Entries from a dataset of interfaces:
————

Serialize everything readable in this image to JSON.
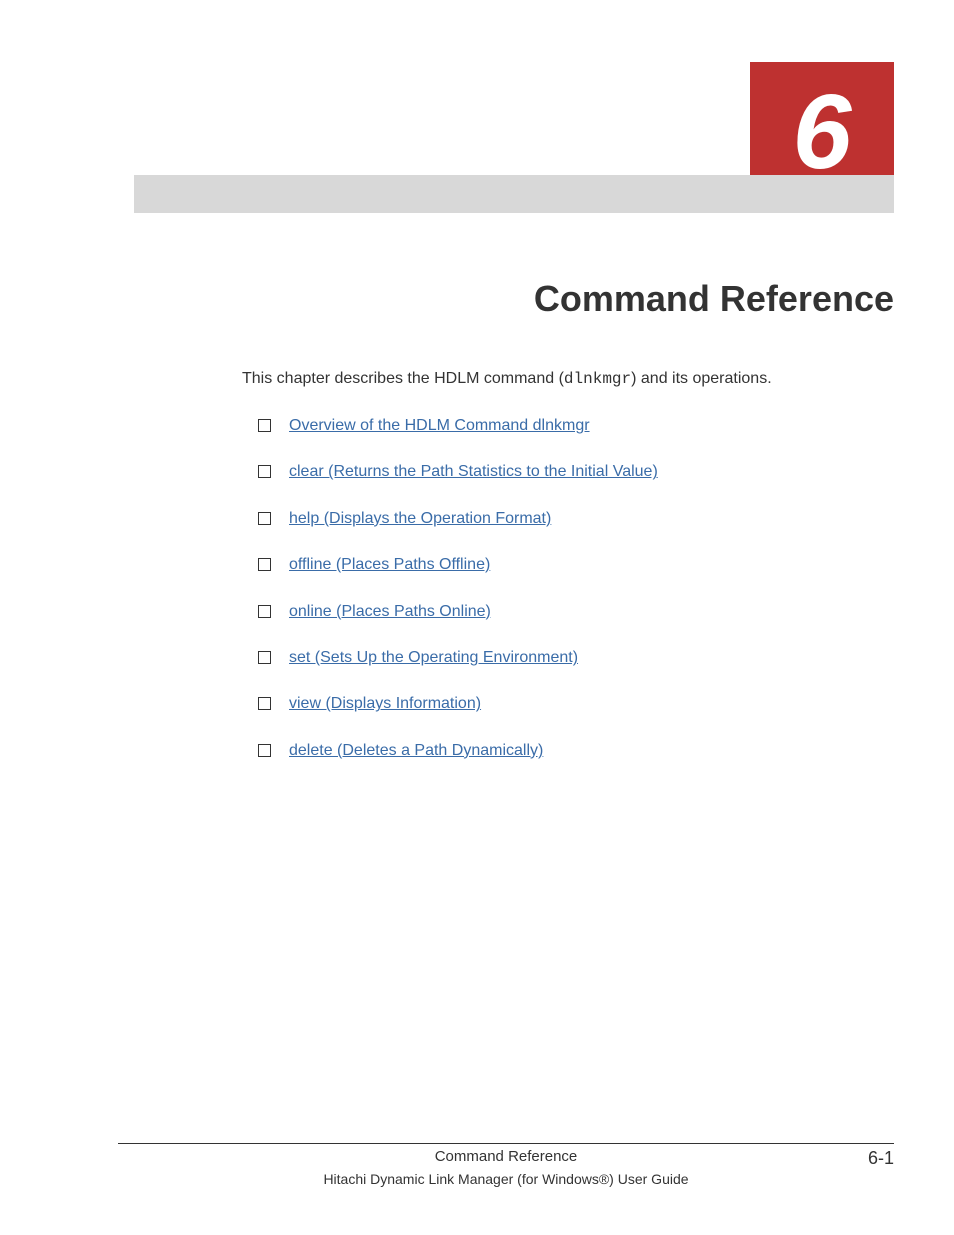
{
  "chapter_number": "6",
  "page_title": "Command Reference",
  "intro": {
    "prefix": "This chapter describes the HDLM command (",
    "code": "dlnkmgr",
    "suffix": ") and its operations."
  },
  "toc_items": [
    {
      "label": "Overview of the HDLM Command dlnkmgr"
    },
    {
      "label": "clear (Returns the Path Statistics to the Initial Value)"
    },
    {
      "label": "help (Displays the Operation Format)"
    },
    {
      "label": "offline (Places Paths Offline)"
    },
    {
      "label": "online (Places Paths Online)"
    },
    {
      "label": "set (Sets Up the Operating Environment)"
    },
    {
      "label": "view (Displays Information)"
    },
    {
      "label": "delete (Deletes a Path Dynamically)"
    }
  ],
  "footer": {
    "section": "Command Reference",
    "guide": "Hitachi Dynamic Link Manager (for Windows®) User Guide",
    "page_number": "6-1"
  }
}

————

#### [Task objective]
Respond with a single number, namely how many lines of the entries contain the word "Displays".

#### [Response]
2